Supplied entries
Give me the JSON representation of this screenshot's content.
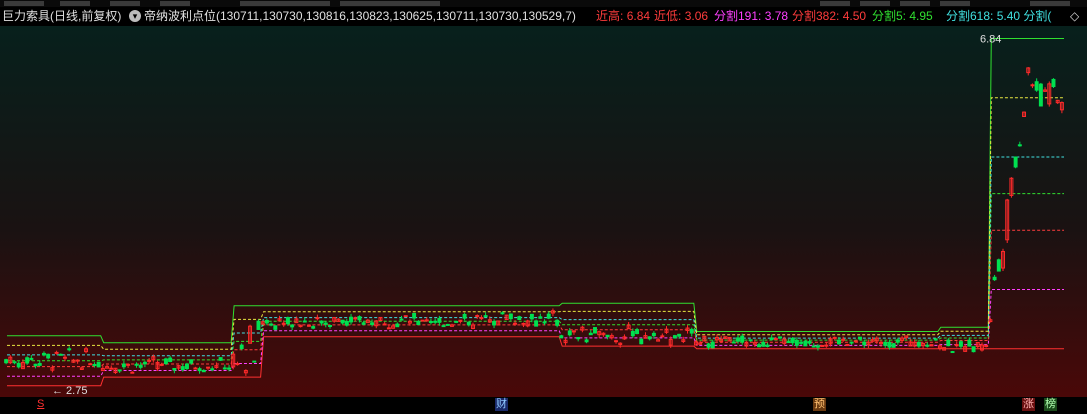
{
  "header": {
    "stock_name": "巨力索具(日线,前复权)",
    "formula_icon": "chevron-down-icon",
    "formula": "帝纳波利点位(130711,130730,130816,130823,130625,130711,130730,130529,7)",
    "recent_high_label": "近高:",
    "recent_high_value": "6.84",
    "recent_low_label": "近低:",
    "recent_low_value": "3.06",
    "split191_label": "分割191:",
    "split191_value": "3.78",
    "split382_label": "分割382:",
    "split382_value": "4.50",
    "split5_label": "分割5:",
    "split5_value": "4.95",
    "split618_label": "分割618:",
    "split618_value": "5.40",
    "split_more": "分割(",
    "diamond_icon": "◇"
  },
  "markers": {
    "s": "S",
    "cai": "财",
    "yu": "预",
    "zhang": "涨",
    "bang": "榜"
  },
  "chart_data": {
    "type": "candlestick",
    "annotations": {
      "max_label": "6.84",
      "min_label": "2.75"
    },
    "colors": {
      "up": "#ff2a2a",
      "down": "#00e050",
      "bg_top": "#07201c",
      "bg_bottom": "#4a0808"
    },
    "level_lines": [
      {
        "name": "近高",
        "color": "#30e030",
        "style": "solid"
      },
      {
        "name": "近低",
        "color": "#ff3030",
        "style": "solid"
      },
      {
        "name": "分割191",
        "color": "#ff40ff",
        "style": "dashed"
      },
      {
        "name": "分割382",
        "color": "#ff3c3c",
        "style": "dashed"
      },
      {
        "name": "分割5",
        "color": "#30e030",
        "style": "dashed"
      },
      {
        "name": "分割618",
        "color": "#40e0e0",
        "style": "dashed"
      },
      {
        "name": "extra",
        "color": "#e8e840",
        "style": "dashed"
      }
    ],
    "segments": [
      {
        "n": 23,
        "high": 3.38,
        "low": 2.8,
        "p": 3.1
      },
      {
        "n": 31,
        "high": 3.3,
        "low": 2.9,
        "p": 3.04
      },
      {
        "n": 7,
        "high": 3.73,
        "low": 2.9,
        "p": 3.28
      },
      {
        "n": 54,
        "high": 3.73,
        "low": 3.37,
        "p": 3.55
      },
      {
        "n": 17,
        "high": 3.73,
        "low": 3.37,
        "p": 3.58
      },
      {
        "n": 32,
        "high": 3.76,
        "low": 3.26,
        "p": 3.38
      },
      {
        "n": 58,
        "high": 3.43,
        "low": 3.23,
        "p": 3.31
      },
      {
        "n": 12,
        "high": 3.48,
        "low": 3.23,
        "p": 3.26
      },
      {
        "n": 10,
        "high": 6.84,
        "low": 3.23,
        "p": 6.4
      },
      {
        "n": 8,
        "high": 6.84,
        "low": 3.23,
        "p": 6.1
      }
    ]
  }
}
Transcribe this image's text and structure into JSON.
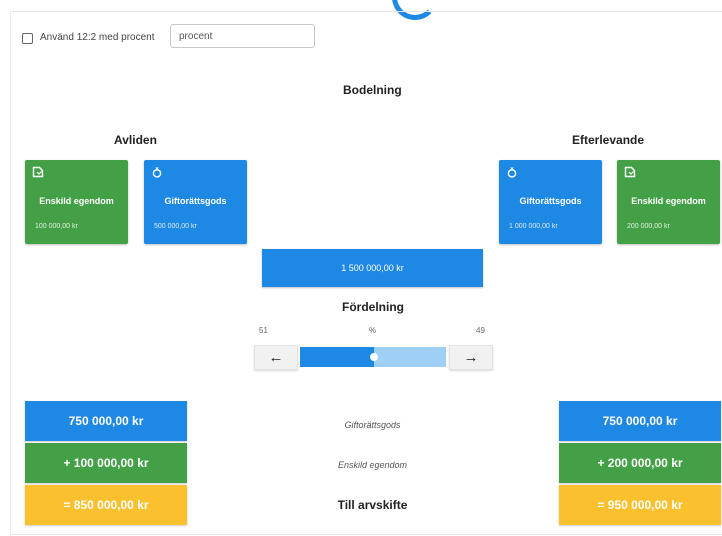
{
  "options": {
    "checkbox_label": "Använd 12:2 med procent",
    "checked": false,
    "percent_input": {
      "value": "",
      "placeholder": "procent"
    }
  },
  "title": "Bodelning",
  "left": {
    "heading": "Avliden",
    "cards": [
      {
        "icon": "tag-icon",
        "label": "Enskild egendom",
        "amount": "100 000,00 kr",
        "color": "#43a047"
      },
      {
        "icon": "ring-icon",
        "label": "Giftorättsgods",
        "amount": "500 000,00 kr",
        "color": "#1e88e5"
      }
    ]
  },
  "right": {
    "heading": "Efterlevande",
    "cards": [
      {
        "icon": "ring-icon",
        "label": "Giftorättsgods",
        "amount": "1 000 000,00 kr",
        "color": "#1e88e5"
      },
      {
        "icon": "tag-icon",
        "label": "Enskild egendom",
        "amount": "200 000,00 kr",
        "color": "#43a047"
      }
    ]
  },
  "total": "1 500 000,00 kr",
  "distribution": {
    "heading": "Fördelning",
    "left_value": "51",
    "unit": "%",
    "right_value": "49",
    "slider_fraction": 0.51,
    "left_button_icon": "arrow-left-icon",
    "right_button_icon": "arrow-right-icon"
  },
  "results": {
    "rows": [
      {
        "label": "Giftorättsgods",
        "left": "750 000,00 kr",
        "right": "750 000,00 kr",
        "color": "#1e88e5"
      },
      {
        "label": "Enskild egendom",
        "left": "+ 100 000,00 kr",
        "right": "+ 200 000,00 kr",
        "color": "#43a047"
      },
      {
        "label": "Till arvskifte",
        "left": "= 850 000,00 kr",
        "right": "= 950 000,00 kr",
        "color": "#fbc02d"
      }
    ]
  },
  "colors": {
    "blue": "#1e88e5",
    "green": "#43a047",
    "yellow": "#fbc02d",
    "light_blue": "#9ecff5"
  }
}
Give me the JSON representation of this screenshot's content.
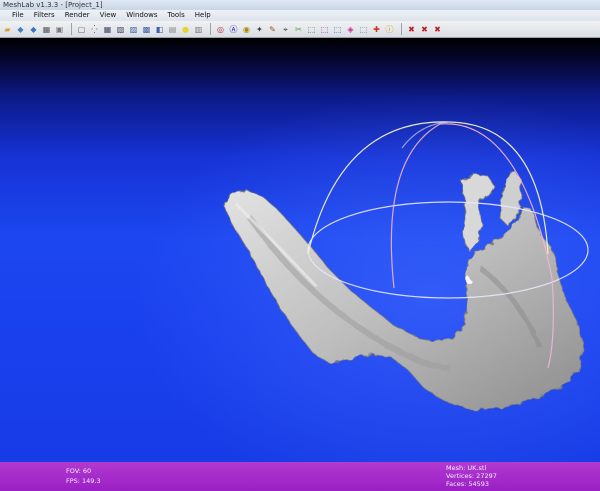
{
  "window": {
    "title": "MeshLab v1.3.3 - [Project_1]"
  },
  "menu": [
    "File",
    "Filters",
    "Render",
    "View",
    "Windows",
    "Tools",
    "Help"
  ],
  "toolbar": {
    "groups": [
      [
        {
          "icon": "open-folder-icon",
          "glyph": "▰",
          "color": "#d9a12b"
        },
        {
          "icon": "open-project-icon",
          "glyph": "◆",
          "color": "#3f7fbf"
        },
        {
          "icon": "reload-icon",
          "glyph": "◆",
          "color": "#3f6fbf"
        },
        {
          "icon": "save-icon",
          "glyph": "▦",
          "color": "#555"
        },
        {
          "icon": "snapshot-icon",
          "glyph": "▣",
          "color": "#777"
        }
      ],
      [
        {
          "icon": "bbox-icon",
          "glyph": "▢",
          "color": "#666"
        },
        {
          "icon": "points-icon",
          "glyph": "⁛",
          "color": "#555"
        },
        {
          "icon": "wireframe-icon",
          "glyph": "▦",
          "color": "#446"
        },
        {
          "icon": "hidden-lines-icon",
          "glyph": "▧",
          "color": "#446"
        },
        {
          "icon": "flat-lines-icon",
          "glyph": "▨",
          "color": "#3d5fa8"
        },
        {
          "icon": "flat-shading-icon",
          "glyph": "▩",
          "color": "#3d5fa8"
        },
        {
          "icon": "smooth-shading-icon",
          "glyph": "◧",
          "color": "#3d5fa8"
        },
        {
          "icon": "texture-icon",
          "glyph": "▤",
          "color": "#888"
        },
        {
          "icon": "light-icon",
          "glyph": "●",
          "color": "#e8d12a"
        },
        {
          "icon": "back-face-icon",
          "glyph": "▥",
          "color": "#777"
        }
      ],
      [
        {
          "icon": "trackball-icon",
          "glyph": "◎",
          "color": "#b03030"
        },
        {
          "icon": "annotation-icon",
          "glyph": "Ⓐ",
          "color": "#1b1bbb"
        },
        {
          "icon": "measure-icon",
          "glyph": "◉",
          "color": "#aa8800"
        },
        {
          "icon": "select-vertices-icon",
          "glyph": "✦",
          "color": "#3c3c3c"
        },
        {
          "icon": "paint-brush-icon",
          "glyph": "✎",
          "color": "#8a5a20"
        },
        {
          "icon": "pick-points-icon",
          "glyph": "⌖",
          "color": "#444"
        },
        {
          "icon": "align-icon",
          "glyph": "✂",
          "color": "#5a2"
        },
        {
          "icon": "select-faces-icon",
          "glyph": "⬚",
          "color": "#2a7a2a"
        },
        {
          "icon": "select-connected-icon",
          "glyph": "⬚",
          "color": "#8a2a8a"
        },
        {
          "icon": "select-region-icon",
          "glyph": "⬚",
          "color": "#2a5aa8"
        },
        {
          "icon": "color-select-icon",
          "glyph": "◈",
          "color": "#c42a8a"
        },
        {
          "icon": "mesh-edit-icon",
          "glyph": "⬚",
          "color": "#2a8a8a"
        },
        {
          "icon": "z-paint-icon",
          "glyph": "✚",
          "color": "#d0301a"
        },
        {
          "icon": "info-icon",
          "glyph": "ⓘ",
          "color": "#d0a000"
        }
      ],
      [
        {
          "icon": "delete-vertices-icon",
          "glyph": "✖",
          "color": "#c02020"
        },
        {
          "icon": "delete-faces-icon",
          "glyph": "✖",
          "color": "#c02020"
        },
        {
          "icon": "delete-all-icon",
          "glyph": "✖",
          "color": "#c02020"
        }
      ]
    ]
  },
  "status": {
    "fov": "FOV: 60",
    "fps": "FPS:   149.3",
    "mesh": "Mesh: UK.stl",
    "vertices": "Vertices: 27297",
    "faces": "Faces: 54593"
  },
  "colors": {
    "viewport_blue": "#1c47f0",
    "status_purple": "#a52bcb",
    "mesh_gray": "#c9c9c9"
  }
}
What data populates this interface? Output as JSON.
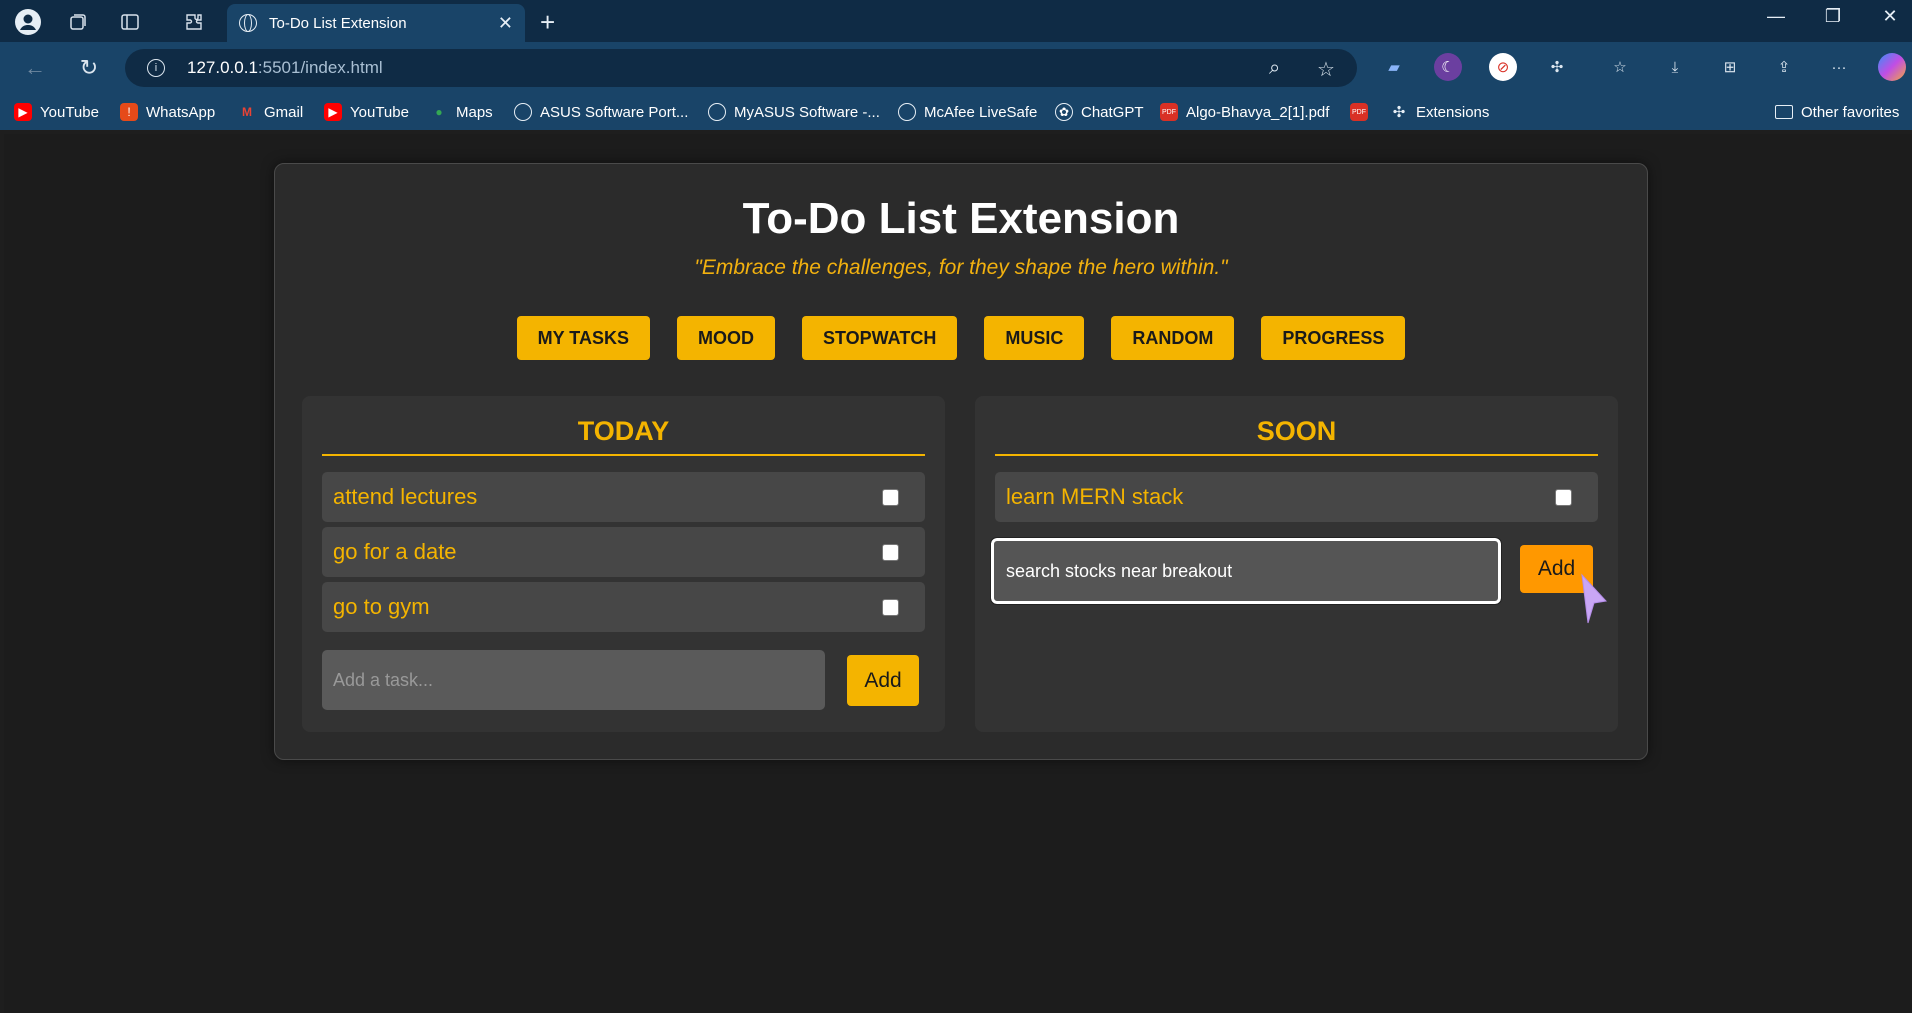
{
  "browser": {
    "tab_title": "To-Do List Extension",
    "url_host": "127.0.0.1",
    "url_path": ":5501/index.html",
    "bookmarks": [
      "YouTube",
      "WhatsApp",
      "Gmail",
      "YouTube",
      "Maps",
      "ASUS Software Port...",
      "MyASUS Software -...",
      "McAfee LiveSafe",
      "ChatGPT",
      "Algo-Bhavya_2[1].pdf",
      "Extensions"
    ],
    "other_favorites": "Other favorites"
  },
  "page": {
    "title": "To-Do List Extension",
    "quote": "\"Embrace the challenges, for they shape the hero within.\"",
    "nav": [
      "MY TASKS",
      "MOOD",
      "STOPWATCH",
      "MUSIC",
      "RANDOM",
      "PROGRESS"
    ],
    "today": {
      "title": "TODAY",
      "tasks": [
        "attend lectures",
        "go for a date",
        "go to gym"
      ],
      "input_placeholder": "Add a task...",
      "add_label": "Add"
    },
    "soon": {
      "title": "SOON",
      "tasks": [
        "learn MERN stack"
      ],
      "input_value": "search stocks near breakout",
      "add_label": "Add"
    }
  },
  "colors": {
    "accent": "#f4b400",
    "add_hover": "#ff9800",
    "background": "#1c1c1c",
    "card": "#2b2b2b"
  }
}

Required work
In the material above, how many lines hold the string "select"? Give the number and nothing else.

Reply to the task
5